The D.C. Bar's website invites our attention to proposed amendments to the Eastern District of Virginia's local rules.

The proposed amendments can be viewed here.

One change is to Local Rule 7, which will require redaction of personal identifiers from pleadings:

C) Personal Identifiers: In compliance with the policy of the Judicial Conference of the United States, parties shall not include the following personal identifiers in any pleading or document filed with the Court, including exhibits thereto, unless otherwise ordered by the Court. (1) Social Security Numbers. If an individual’s social security number must be included, only the last four digits of that number should be used. (2) Names of Minor Children. If the involvement of a minor child must be mentioned, only the initials of that child should be used. (3) Dates of Birth. If an individual’s date of birth must be included in a pleading, only the year should be used. (4) Financial Account Numbers. If financial account numbers are relevant, only the last four digits of these numbers should be used. If it is necessary to include a personal identifier in a pleading or order, it shall be tendered for filing under seal in accord with Local Civil Rule 5. The responsibility for redacting these personal identifiers rests solely with counsel and the parties. The Clerk will not review each pleading for compliance with this Local Rule.
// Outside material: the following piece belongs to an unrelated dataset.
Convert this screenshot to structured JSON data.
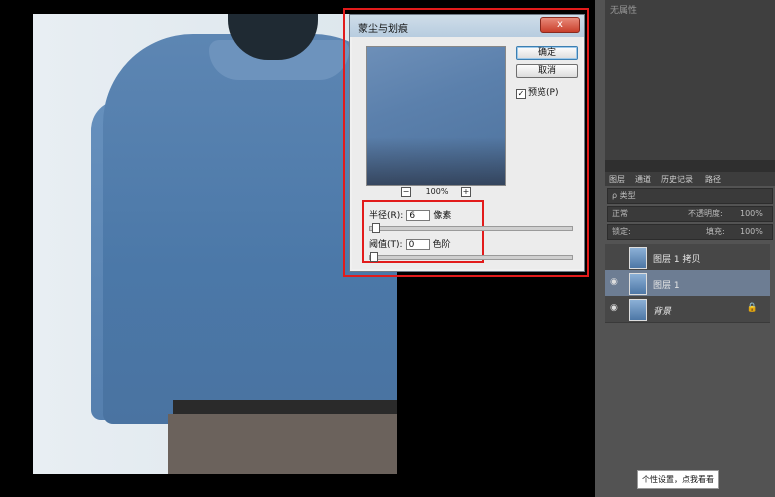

Counsel and the parties are cautioned that failure to redact these personal identifiers may subject them to sanctions.

These are probably good rules to follow always, especially as courts are moving to electronic filing.